## EXERCISE DESCRIPTION
Each line below that carries the string "icon" must appear in the answer.

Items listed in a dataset
━━━━━━━━━━

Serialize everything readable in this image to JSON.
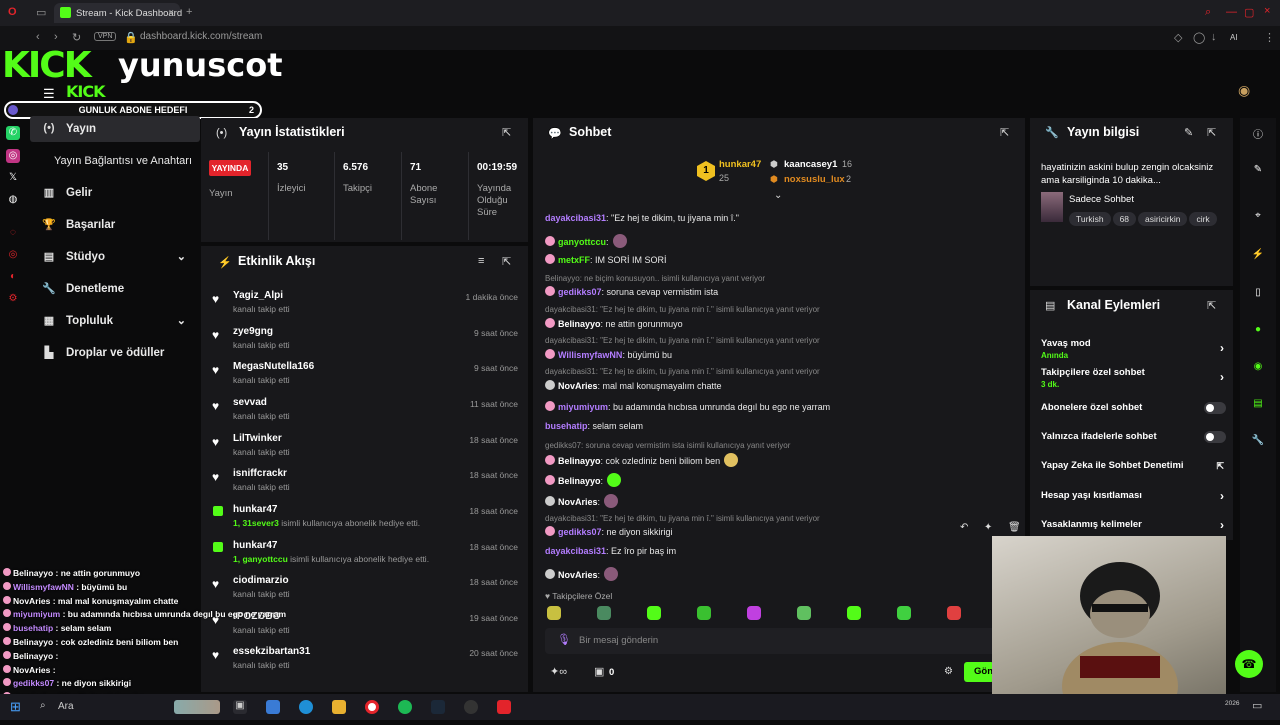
{
  "browser": {
    "tab_title": "Stream - Kick Dashboard",
    "url": "dashboard.kick.com/stream",
    "vpn_label": "VPN",
    "ai_label": "AI"
  },
  "overlay": {
    "logo": "KICK",
    "logo_small": "KICK",
    "channel_name": "yunuscot",
    "goal_label": "GUNLUK ABONE HEDEFI",
    "goal_value": "2"
  },
  "nav": {
    "items": [
      {
        "label": "Yayın",
        "icon": "play-icon"
      },
      {
        "label": "Yayın Bağlantısı ve Anahtarı",
        "icon": ""
      },
      {
        "label": "Gelir",
        "icon": "chart-icon"
      },
      {
        "label": "Başarılar",
        "icon": "trophy-icon"
      },
      {
        "label": "Stüdyo",
        "icon": "studio-icon"
      },
      {
        "label": "Denetleme",
        "icon": "wrench-icon"
      },
      {
        "label": "Topluluk",
        "icon": "community-icon"
      },
      {
        "label": "Droplar ve ödüller",
        "icon": "drops-icon"
      }
    ]
  },
  "stats": {
    "title": "Yayın İstatistikleri",
    "live_badge": "YAYINDA",
    "live_label": "Yayın",
    "cols": [
      {
        "value": "35",
        "label": "İzleyici"
      },
      {
        "value": "6.576",
        "label": "Takipçi"
      },
      {
        "value": "71",
        "label": "Abone Sayısı"
      },
      {
        "value": "00:19:59",
        "label": "Yayında Olduğu Süre"
      }
    ]
  },
  "activity": {
    "title": "Etkinlik Akışı",
    "items": [
      {
        "user": "Yagiz_Alpi",
        "text": "kanalı takip etti",
        "time": "1 dakika önce",
        "type": "follow"
      },
      {
        "user": "zye9gng",
        "text": "kanalı takip etti",
        "time": "9 saat önce",
        "type": "follow"
      },
      {
        "user": "MegasNutella166",
        "text": "kanalı takip etti",
        "time": "9 saat önce",
        "type": "follow"
      },
      {
        "user": "sevvad",
        "text": "kanalı takip etti",
        "time": "11 saat önce",
        "type": "follow"
      },
      {
        "user": "LilTwinker",
        "text": "kanalı takip etti",
        "time": "18 saat önce",
        "type": "follow"
      },
      {
        "user": "isniffcrackr",
        "text": "kanalı takip etti",
        "time": "18 saat önce",
        "type": "follow"
      },
      {
        "user": "hunkar47",
        "highlight": "1, 31sever3",
        "text": " isimli kullanıcıya abonelik hediye etti.",
        "time": "18 saat önce",
        "type": "gift"
      },
      {
        "user": "hunkar47",
        "highlight": "1, ganyottccu",
        "text": " isimli kullanıcıya abonelik hediye etti.",
        "time": "18 saat önce",
        "type": "gift"
      },
      {
        "user": "ciodimarzio",
        "text": "kanalı takip etti",
        "time": "18 saat önce",
        "type": "follow"
      },
      {
        "user": "rPOZOBO",
        "text": "kanalı takip etti",
        "time": "19 saat önce",
        "type": "follow"
      },
      {
        "user": "essekzibartan31",
        "text": "kanalı takip etti",
        "time": "20 saat önce",
        "type": "follow"
      }
    ]
  },
  "chat": {
    "title": "Sohbet",
    "pinned_top": [
      {
        "rank": "1",
        "name": "hunkar47",
        "count": "25"
      },
      {
        "name": "kaancasey1",
        "count": "16"
      },
      {
        "name": "noxsuslu_lux",
        "count": "2"
      }
    ],
    "messages": [
      {
        "reply": "",
        "user": "dayakcibasi31",
        "color": "#b37dff",
        "text": ": \"Ez hej te dikim, tu jiyana min î.\"",
        "emote": ""
      },
      {
        "reply": "",
        "user": "ganyottccu",
        "color": "#53fc18",
        "text": ":",
        "emote": "#8a5a7a"
      },
      {
        "reply": "",
        "user": "metxFF",
        "color": "#53fc18",
        "text": ": IM SORİ IM SORİ",
        "emote": ""
      },
      {
        "reply": "Belinayyo: ne biçim konusuyon.. isimli kullanıcıya yanıt veriyor",
        "user": "gedikks07",
        "color": "#b37dff",
        "text": ": soruna cevap vermistim ista",
        "emote": ""
      },
      {
        "reply": "dayakcibasi31: \"Ez hej te dikim, tu jiyana min î.\" isimli kullanıcıya yanıt veriyor",
        "user": "Belinayyo",
        "color": "#fff",
        "text": ": ne attin gorunmuyo",
        "emote": ""
      },
      {
        "reply": "dayakcibasi31: \"Ez hej te dikim, tu jiyana min î.\" isimli kullanıcıya yanıt veriyor",
        "user": "WillismyfawNN",
        "color": "#b37dff",
        "text": ": büyümü bu",
        "emote": ""
      },
      {
        "reply": "dayakcibasi31: \"Ez hej te dikim, tu jiyana min î.\" isimli kullanıcıya yanıt veriyor",
        "user": "NovAries",
        "color": "#fff",
        "text": ": mal mal konuşmayalım chatte",
        "emote": ""
      },
      {
        "reply": "",
        "user": "miyumiyum",
        "color": "#b37dff",
        "text": ": bu adamında hıcbısa umrunda degıl bu ego ne yarram",
        "emote": ""
      },
      {
        "reply": "",
        "user": "busehatip",
        "color": "#b37dff",
        "text": ": selam selam",
        "emote": ""
      },
      {
        "reply": "gedikks07: soruna cevap vermistim ista isimli kullanıcıya yanıt veriyor",
        "user": "Belinayyo",
        "color": "#fff",
        "text": ": cok ozlediniz beni biliom ben",
        "emote": "#e0c060"
      },
      {
        "reply": "",
        "user": "Belinayyo",
        "color": "#fff",
        "text": ":",
        "emote": "#53fc18"
      },
      {
        "reply": "",
        "user": "NovAries",
        "color": "#fff",
        "text": ":",
        "emote": "#8a5a7a"
      },
      {
        "reply": "dayakcibasi31: \"Ez hej te dikim, tu jiyana min î.\" isimli kullanıcıya yanıt veriyor",
        "user": "gedikks07",
        "color": "#b37dff",
        "text": ": ne diyon sikkirigi",
        "emote": ""
      },
      {
        "reply": "",
        "user": "dayakcibasi31",
        "color": "#b37dff",
        "text": ": Ez îro pir baş im",
        "emote": ""
      },
      {
        "reply": "",
        "user": "NovAries",
        "color": "#fff",
        "text": ":",
        "emote": "#8a5a7a"
      }
    ],
    "followers_only_label": "Takipçilere Özel",
    "input_placeholder": "Bir mesaj gönderin",
    "points": "0",
    "send_label": "Gönder"
  },
  "stream_info": {
    "title": "Yayın bilgisi",
    "stream_title": "hayatinizin askini bulup zengin olcaksiniz ama karsiliginda 10 dakika...",
    "category": "Sadece Sohbet",
    "tags": [
      "Turkish",
      "68",
      "asiricirkin",
      "cirk"
    ]
  },
  "channel_actions": {
    "title": "Kanal Eylemleri",
    "items": [
      {
        "label": "Yavaş mod",
        "sub": "Anında",
        "control": "arrow"
      },
      {
        "label": "Takipçilere özel sohbet",
        "sub": "3 dk.",
        "control": "arrow"
      },
      {
        "label": "Abonelere özel sohbet",
        "sub": "",
        "control": "toggle"
      },
      {
        "label": "Yalnızca ifadelerle sohbet",
        "sub": "",
        "control": "toggle"
      },
      {
        "label": "Yapay Zeka ile Sohbet Denetimi",
        "sub": "",
        "control": "external"
      },
      {
        "label": "Hesap yaşı kısıtlaması",
        "sub": "",
        "control": "arrow"
      },
      {
        "label": "Yasaklanmış kelimeler",
        "sub": "",
        "control": "arrow"
      }
    ]
  },
  "overlay_chat": [
    {
      "user": "Belinayyo",
      "text": " : ne attin gorunmuyo"
    },
    {
      "user": "WillismyfawNN",
      "text": " : büyümü bu"
    },
    {
      "user": "NovAries",
      "text": " : mal mal konuşmayalım chatte"
    },
    {
      "user": "miyumiyum",
      "text": " : bu adamında hıcbısa umrunda degıl bu ego ne yarram"
    },
    {
      "user": "busehatip",
      "text": " : selam selam"
    },
    {
      "user": "Belinayyo",
      "text": " : cok ozlediniz beni biliom ben"
    },
    {
      "user": "Belinayyo",
      "text": " :"
    },
    {
      "user": "NovAries",
      "text": " :"
    },
    {
      "user": "gedikks07",
      "text": " : ne diyon sikkirigi"
    },
    {
      "user": "dayakcibasi31",
      "text": " : Ez îro pir baş im"
    }
  ],
  "taskbar": {
    "search_label": "Ara",
    "clock_year": "2026"
  },
  "colors": {
    "accent": "#53fc18",
    "live": "#e3242b",
    "panel": "#18181b",
    "background": "#0b0b0c"
  }
}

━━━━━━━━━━

## REPLY
        "icon": "play-icon"
        "icon": ""
        "icon": "chart-icon"
        "icon": "trophy-icon"
        "icon": "studio-icon"
        "icon": "wrench-icon"
        "icon": "community-icon"
        "icon": "drops-icon"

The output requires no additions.